BEIJING -- One of China's largest energy companies has
temporarily shut three subsidiaries and promised to conduct
company-wide inspections after a state television report said
the subsidiaries had violated environmental laws, in the latest
sign of the government's sensitivity to growing discontent over
China Petrochemical Corp., known as Sinopec Group., ordered
the units - two refineries and a petrochemical plant in
southern Guangdong province - to halt production while they
rectified any problems, it said in a statement this week.
That came after state-run China Central Television reported
earlier in the day that Sinopec's refining subsidiary Sinopec
Zhanjiang Dongxing Petrochemical Co. and chemical firm
Guangdong Zhanjiang New Zhongmei Chemical Industries Co.
improperly disposed of waste water.
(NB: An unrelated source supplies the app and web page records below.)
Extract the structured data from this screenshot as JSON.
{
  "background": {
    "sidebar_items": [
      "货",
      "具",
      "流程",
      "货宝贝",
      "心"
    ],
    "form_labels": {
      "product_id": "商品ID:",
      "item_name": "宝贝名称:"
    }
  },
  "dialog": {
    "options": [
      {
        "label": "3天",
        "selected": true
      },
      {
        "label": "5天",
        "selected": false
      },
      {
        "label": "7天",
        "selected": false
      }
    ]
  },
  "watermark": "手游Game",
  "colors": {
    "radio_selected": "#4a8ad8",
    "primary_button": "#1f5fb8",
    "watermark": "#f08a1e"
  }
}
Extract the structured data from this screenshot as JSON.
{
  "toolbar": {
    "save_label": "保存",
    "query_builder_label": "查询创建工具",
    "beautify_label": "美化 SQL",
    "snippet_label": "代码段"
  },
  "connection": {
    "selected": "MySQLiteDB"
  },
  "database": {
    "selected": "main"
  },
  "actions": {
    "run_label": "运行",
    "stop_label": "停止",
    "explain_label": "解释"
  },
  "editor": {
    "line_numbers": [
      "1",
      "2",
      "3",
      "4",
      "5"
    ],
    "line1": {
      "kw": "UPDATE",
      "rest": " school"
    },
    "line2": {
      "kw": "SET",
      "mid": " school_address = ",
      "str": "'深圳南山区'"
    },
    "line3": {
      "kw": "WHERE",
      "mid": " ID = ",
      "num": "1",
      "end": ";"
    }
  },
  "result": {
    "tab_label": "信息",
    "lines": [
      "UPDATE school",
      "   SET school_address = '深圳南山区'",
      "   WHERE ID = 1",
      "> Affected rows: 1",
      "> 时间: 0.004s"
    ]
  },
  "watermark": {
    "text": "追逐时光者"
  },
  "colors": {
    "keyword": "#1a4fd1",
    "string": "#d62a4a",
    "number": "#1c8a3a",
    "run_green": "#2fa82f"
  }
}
The report also said another unit, Sinopec Guangzhou Petrochemical Co., illegally stored
large amounts of liquid in two tanks designed for emergency use
only, posing high environmental risks.
Sinopec also said it sent a team to investigate the
subsidiaries and would severely deal with those
responsible for any infractions.
The state-owned company's response to the reported
violations highlights the pressure China's government is facing
to resolve environmental problems.
Earlier this year, officials in the southwestern Chinese
city of Shifang scrapped the planned construction of a metals factory
after thousands of protesters rallied against the project over environmental concerns.
Last year, more than 500 people protested outside a factory
making equipment for solar-power generation after it polluted a
nearby brook in the eastern city of Haining, and 12,000
demonstrators protested against a petrochemical facility in the
northeastern city of Dalian.
In its statement, Sinopec said the reported violations by
its subsidiaries weren't in line with the company's
management philosophy and strategy, and violated the company's
relevant management systems.
We thank the relevant government departments, the news
media and public citizens for supervising and criticizing the
company, it added.
Dow Jones Newswires